The Equal Pay Act, enacted as Section 6(d) of the Fair Labor Standards Act, provides that no employer having employees subject to the minimum wage provisions of the Act shall, with certain exceptions prescribed in the Act, discriminate between employees in any establishment in which they are employed on the basis of sex by paying wages to employees in the establishment at a lesser rate than that paid to employees of the opposite sex in such establishment for equal work on jobs requiring equal skill, effort, and responsibility for their performance, and performed under similar working conditions.(6)

The Equal Pay Act does not make it easy for women to prove they have been discriminated against regarding wages paid. For instance, in order to prove discrimination, a female has to prove in court that she is receiving unequal pay for work that is substantially equal and that the basis of this differential is their gender.(7) The problem becomes one of defining what is substantially equal. Under the Equal Pay Acids definition of equal work, equal work is defined as jobs requiring equal skill, effort, and responsibility, performed under similar working conditions. Equal skill, according to the Equal Pay Act, is defined as experience, training, education, and the overall ability required of the employee. Equal effort is defined as the amount of mental and physical exertion demanded. Responsibility under the act is the amount of accountability over performance or the consequences of making mistakes. Working conditions involve environmental factors as well as the hazards of the workplace and the severity of injury that might be present.(8)

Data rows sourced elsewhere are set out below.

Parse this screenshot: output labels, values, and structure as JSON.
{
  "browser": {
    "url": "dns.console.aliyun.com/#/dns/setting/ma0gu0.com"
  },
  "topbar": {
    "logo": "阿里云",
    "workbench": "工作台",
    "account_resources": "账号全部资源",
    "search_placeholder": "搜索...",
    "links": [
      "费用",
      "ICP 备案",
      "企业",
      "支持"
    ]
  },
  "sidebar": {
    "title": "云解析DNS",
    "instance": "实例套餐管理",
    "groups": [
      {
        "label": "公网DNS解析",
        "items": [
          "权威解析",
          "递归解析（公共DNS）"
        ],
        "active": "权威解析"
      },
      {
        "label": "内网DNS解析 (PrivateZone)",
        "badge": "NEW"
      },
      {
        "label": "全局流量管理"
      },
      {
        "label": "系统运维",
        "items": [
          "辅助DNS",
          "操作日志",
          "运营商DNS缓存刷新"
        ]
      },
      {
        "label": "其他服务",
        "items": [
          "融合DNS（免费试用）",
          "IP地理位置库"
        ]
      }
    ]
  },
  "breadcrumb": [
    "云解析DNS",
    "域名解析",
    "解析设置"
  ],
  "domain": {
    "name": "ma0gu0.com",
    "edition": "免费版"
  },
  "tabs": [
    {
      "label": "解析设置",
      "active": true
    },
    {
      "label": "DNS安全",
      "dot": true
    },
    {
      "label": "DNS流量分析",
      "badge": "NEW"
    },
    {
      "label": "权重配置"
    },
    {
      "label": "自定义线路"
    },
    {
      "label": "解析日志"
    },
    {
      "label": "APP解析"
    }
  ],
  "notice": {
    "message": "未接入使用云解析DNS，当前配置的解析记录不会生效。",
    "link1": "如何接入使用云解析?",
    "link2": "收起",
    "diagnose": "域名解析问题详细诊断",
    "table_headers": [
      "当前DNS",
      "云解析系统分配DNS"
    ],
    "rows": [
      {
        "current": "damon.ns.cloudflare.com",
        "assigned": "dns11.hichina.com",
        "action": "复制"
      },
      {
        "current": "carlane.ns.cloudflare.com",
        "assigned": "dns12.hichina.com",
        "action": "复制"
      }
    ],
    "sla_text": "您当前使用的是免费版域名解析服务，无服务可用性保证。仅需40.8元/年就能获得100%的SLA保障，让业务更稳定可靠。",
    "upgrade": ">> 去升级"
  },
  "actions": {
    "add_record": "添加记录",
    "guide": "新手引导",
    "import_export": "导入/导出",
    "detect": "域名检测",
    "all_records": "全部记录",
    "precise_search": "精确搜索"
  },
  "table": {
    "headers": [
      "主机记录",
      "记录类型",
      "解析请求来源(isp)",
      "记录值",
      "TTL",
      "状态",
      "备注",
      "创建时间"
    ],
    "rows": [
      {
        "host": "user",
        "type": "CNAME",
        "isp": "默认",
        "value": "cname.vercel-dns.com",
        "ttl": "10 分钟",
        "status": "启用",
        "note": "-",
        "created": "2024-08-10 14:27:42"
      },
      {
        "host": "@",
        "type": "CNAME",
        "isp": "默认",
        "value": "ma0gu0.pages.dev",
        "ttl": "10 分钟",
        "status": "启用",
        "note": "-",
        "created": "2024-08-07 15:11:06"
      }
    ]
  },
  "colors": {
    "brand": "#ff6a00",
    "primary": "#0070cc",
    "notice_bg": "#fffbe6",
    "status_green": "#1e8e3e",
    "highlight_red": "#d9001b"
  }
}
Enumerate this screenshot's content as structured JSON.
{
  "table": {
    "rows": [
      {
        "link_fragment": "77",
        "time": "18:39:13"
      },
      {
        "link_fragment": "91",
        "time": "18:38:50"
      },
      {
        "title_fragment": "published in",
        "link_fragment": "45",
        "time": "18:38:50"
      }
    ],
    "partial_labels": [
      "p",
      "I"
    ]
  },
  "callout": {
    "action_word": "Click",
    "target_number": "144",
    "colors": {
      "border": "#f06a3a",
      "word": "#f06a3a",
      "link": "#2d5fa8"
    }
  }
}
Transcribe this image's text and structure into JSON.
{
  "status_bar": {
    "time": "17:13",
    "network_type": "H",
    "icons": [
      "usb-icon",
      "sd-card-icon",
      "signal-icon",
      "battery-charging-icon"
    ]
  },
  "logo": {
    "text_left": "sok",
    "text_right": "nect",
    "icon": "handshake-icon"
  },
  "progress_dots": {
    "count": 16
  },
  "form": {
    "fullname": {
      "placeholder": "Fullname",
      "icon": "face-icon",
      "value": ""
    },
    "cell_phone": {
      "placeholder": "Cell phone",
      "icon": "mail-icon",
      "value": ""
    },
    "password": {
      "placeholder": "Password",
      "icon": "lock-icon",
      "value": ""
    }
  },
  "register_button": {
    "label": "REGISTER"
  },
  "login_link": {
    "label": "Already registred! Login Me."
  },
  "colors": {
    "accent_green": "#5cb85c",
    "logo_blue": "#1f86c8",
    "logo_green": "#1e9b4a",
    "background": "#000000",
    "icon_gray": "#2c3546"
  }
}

Another important act was passed a year after the Equal Pay Act. As previously mentioned, the focus of the Civil Rights Act of 1964 was broader in that it attempted to prohibit discrimination in several areas. Title VII of the Civil Rights Act prohibits workplace discrimination with regard to hiring, firing, compensation, classification, promotion, and other employment decisions on the basis of race, color, national origin, religion and gender.(9) The key words for our purposes are discrimination, compensation, and gender. The issue of proof under the Civil Rights Act became one of defining discrimination. While the Civil Rights Act appears to be similar to the Equal Pay Act, it may not always be the best basis for women to act upon in a discrimination case. Besides determining what is equal, there are other differences between these laws both with regard to their coverage (e.g., what is defined as discrimination) and how to define a work behavior as being discriminatory whether it's regarding pay decisions, hiring, promotion, etc. For instance, an employer is not guilty of discrimination under the Civil Rights Act if decisions are based on the concept of bona fide occupational qualifications. …